(Beginning of Dataset entries)

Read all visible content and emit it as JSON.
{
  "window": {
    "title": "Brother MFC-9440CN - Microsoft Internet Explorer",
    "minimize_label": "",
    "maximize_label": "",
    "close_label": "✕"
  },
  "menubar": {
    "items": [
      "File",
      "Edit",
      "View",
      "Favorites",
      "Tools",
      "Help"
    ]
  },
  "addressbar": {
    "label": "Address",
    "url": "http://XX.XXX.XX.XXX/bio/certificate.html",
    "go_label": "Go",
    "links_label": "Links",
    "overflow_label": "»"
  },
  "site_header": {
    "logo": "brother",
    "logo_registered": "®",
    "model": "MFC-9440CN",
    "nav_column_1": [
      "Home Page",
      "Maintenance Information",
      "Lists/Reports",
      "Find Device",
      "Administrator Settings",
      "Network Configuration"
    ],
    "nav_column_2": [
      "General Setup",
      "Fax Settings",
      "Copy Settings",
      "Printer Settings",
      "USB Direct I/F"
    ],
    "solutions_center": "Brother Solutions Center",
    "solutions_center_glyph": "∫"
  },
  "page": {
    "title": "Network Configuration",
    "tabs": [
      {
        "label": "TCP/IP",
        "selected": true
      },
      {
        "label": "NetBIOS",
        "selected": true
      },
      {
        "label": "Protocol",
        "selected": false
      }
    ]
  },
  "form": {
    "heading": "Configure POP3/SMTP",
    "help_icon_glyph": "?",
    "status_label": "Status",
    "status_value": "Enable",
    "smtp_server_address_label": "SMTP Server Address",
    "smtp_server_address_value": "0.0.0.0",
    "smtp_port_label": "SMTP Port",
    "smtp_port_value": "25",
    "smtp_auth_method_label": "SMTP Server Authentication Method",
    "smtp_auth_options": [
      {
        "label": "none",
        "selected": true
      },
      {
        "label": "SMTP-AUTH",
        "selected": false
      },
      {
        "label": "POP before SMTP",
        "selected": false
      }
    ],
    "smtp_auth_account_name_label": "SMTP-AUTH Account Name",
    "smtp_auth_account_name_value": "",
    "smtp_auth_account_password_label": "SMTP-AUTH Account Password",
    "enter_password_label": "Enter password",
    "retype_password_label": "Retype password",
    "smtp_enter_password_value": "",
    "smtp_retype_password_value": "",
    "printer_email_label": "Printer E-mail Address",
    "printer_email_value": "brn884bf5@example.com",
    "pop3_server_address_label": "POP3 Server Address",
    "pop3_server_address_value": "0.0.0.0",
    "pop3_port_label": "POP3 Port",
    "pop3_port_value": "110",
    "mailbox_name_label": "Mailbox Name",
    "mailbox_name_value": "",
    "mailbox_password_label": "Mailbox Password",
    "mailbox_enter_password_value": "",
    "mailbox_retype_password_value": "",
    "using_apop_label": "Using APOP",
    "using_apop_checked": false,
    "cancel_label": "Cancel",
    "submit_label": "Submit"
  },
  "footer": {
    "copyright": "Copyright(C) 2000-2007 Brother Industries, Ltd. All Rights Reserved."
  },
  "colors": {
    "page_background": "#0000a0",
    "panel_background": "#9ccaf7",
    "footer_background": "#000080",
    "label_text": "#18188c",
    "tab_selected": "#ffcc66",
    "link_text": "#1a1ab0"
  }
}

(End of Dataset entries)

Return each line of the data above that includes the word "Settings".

      "Administrator Settings",
      "Fax Settings",
      "Copy Settings",
      "Printer Settings",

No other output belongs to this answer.